[JURIST] Bangladesh's Supreme Court [official website] recommended against military trials for Bangladesh Rifles (BDR) members who took part in February's border guard mutiny [BBC backgrounder], Law Minister Shafiq Ahmed [official profile] announced Monday. President Zillur Rahman [official profile] asked for the court's opinion to determine whether the accused should be tried under the Army Act of 1952 [text] or whether they should face civilian trials. The court took into account the advice of 10 top lawyers and legal experts, seven of whom opposed [People's Daily report] the use of military trials. An inter-ministerial meeting had been scheduled for Monday to decide the type of trials to be used, but that meeting has been delayed [Daily Star report] until Tuesday.

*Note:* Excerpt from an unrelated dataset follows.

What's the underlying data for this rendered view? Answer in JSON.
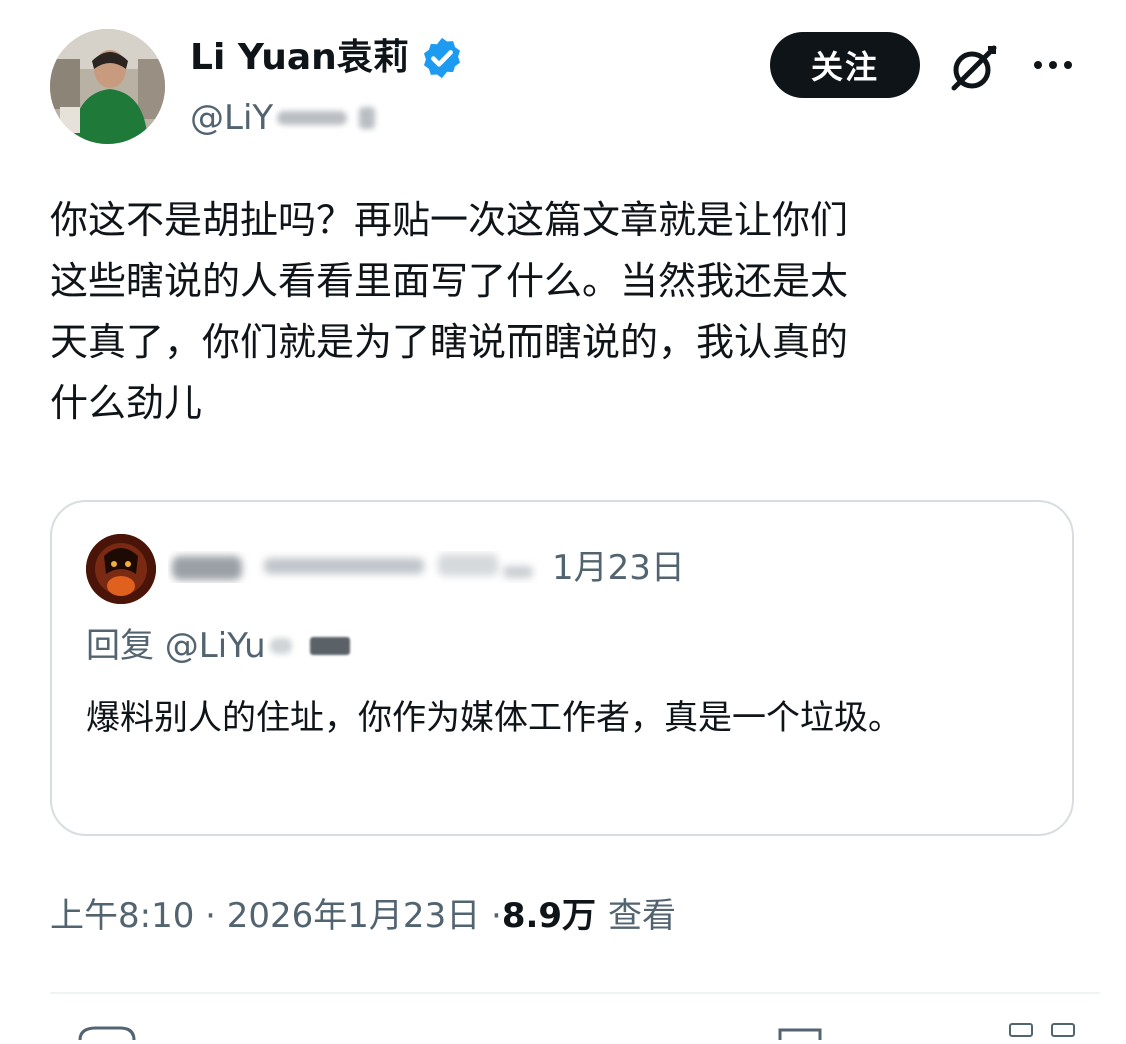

Soon after the mutiny, Bangladesh banned a number of websites [JURIST report], including YouTube [website], that featured recordings or could be used to distribute recordings of army officials criticizing Prime Minister Sheikha Hasina's handling of the mutiny, although the ban on YouTube was lifted [JURIST report] quickly. Bangladeshi officials announced in March that the government was considering trying by court-martial [JURIST report] the more than 1,000 border guards accused of participating in the BDR mutiny, which killed dozens of top BDR officials, including the force's commander. More than 40 suspects have been arrested, and Bangladeshi investigators said in March that interviews of the suspects have raised concerns [BBC report] of a possible link to the Islamic group Jamaat-ul Mujahideen Bangladesh (JMB) [SATP backgrounder], an organization previously tied to bombing plots across the country [JURIST report]. A US FBI team sent to Bangladesh to assist in the investigation arrived in March, and Scotland Yard investigators also joined the investigation.